• _PROBLEM DESCRIPTION_
Below are some records; copy each line in them that contains "legend".
━━ GIVEN RECORDS ━━
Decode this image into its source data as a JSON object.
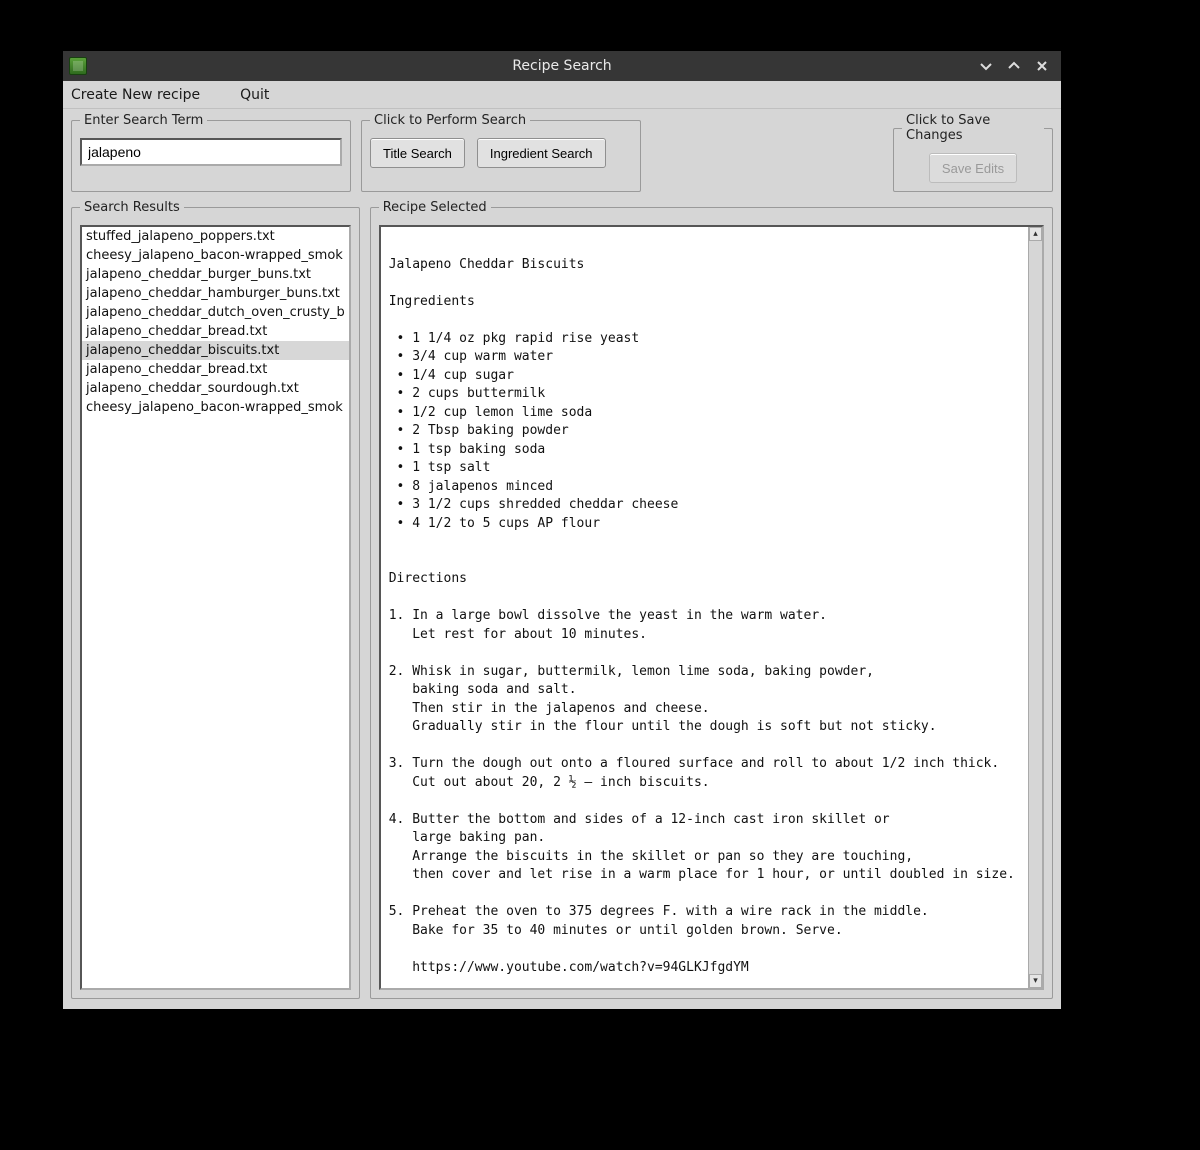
{
  "window": {
    "title": "Recipe Search"
  },
  "menu": {
    "create": "Create New recipe",
    "quit": "Quit"
  },
  "search_group": {
    "legend": "Enter Search Term",
    "value": "jalapeno"
  },
  "perform_group": {
    "legend": "Click to Perform Search",
    "title_btn": "Title Search",
    "ingredient_btn": "Ingredient Search"
  },
  "save_group": {
    "legend": "Click to Save Changes",
    "save_btn": "Save Edits"
  },
  "results_group": {
    "legend": "Search Results",
    "items": [
      "stuffed_jalapeno_poppers.txt",
      "cheesy_jalapeno_bacon-wrapped_smok",
      "jalapeno_cheddar_burger_buns.txt",
      "jalapeno_cheddar_hamburger_buns.txt",
      "jalapeno_cheddar_dutch_oven_crusty_b",
      "jalapeno_cheddar_bread.txt",
      "jalapeno_cheddar_biscuits.txt",
      "jalapeno_cheddar_bread.txt",
      "jalapeno_cheddar_sourdough.txt",
      "cheesy_jalapeno_bacon-wrapped_smok"
    ],
    "selected_index": 6
  },
  "selected_group": {
    "legend": "Recipe Selected",
    "text": "\nJalapeno Cheddar Biscuits\n\nIngredients\n\n • 1 1/4 oz pkg rapid rise yeast\n • 3/4 cup warm water\n • 1/4 cup sugar\n • 2 cups buttermilk\n • 1/2 cup lemon lime soda\n • 2 Tbsp baking powder\n • 1 tsp baking soda\n • 1 tsp salt\n • 8 jalapenos minced\n • 3 1/2 cups shredded cheddar cheese\n • 4 1/2 to 5 cups AP flour\n\n\nDirections\n\n1. In a large bowl dissolve the yeast in the warm water.\n   Let rest for about 10 minutes.\n\n2. Whisk in sugar, buttermilk, lemon lime soda, baking powder,\n   baking soda and salt.\n   Then stir in the jalapenos and cheese.\n   Gradually stir in the flour until the dough is soft but not sticky.\n\n3. Turn the dough out onto a floured surface and roll to about 1/2 inch thick.\n   Cut out about 20, 2 ½ – inch biscuits.\n\n4. Butter the bottom and sides of a 12-inch cast iron skillet or\n   large baking pan.\n   Arrange the biscuits in the skillet or pan so they are touching,\n   then cover and let rise in a warm place for 1 hour, or until doubled in size.\n\n5. Preheat the oven to 375 degrees F. with a wire rack in the middle.\n   Bake for 35 to 40 minutes or until golden brown. Serve.\n\n   https://www.youtube.com/watch?v=94GLKJfgdYM"
  }
}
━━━
• _RESULT OF THIS EXERCISE_
    "legend": "Enter Search Term",
    "legend": "Click to Perform Search",
    "legend": "Click to Save Changes",
    "legend": "Search Results",
    "legend": "Recipe Selected",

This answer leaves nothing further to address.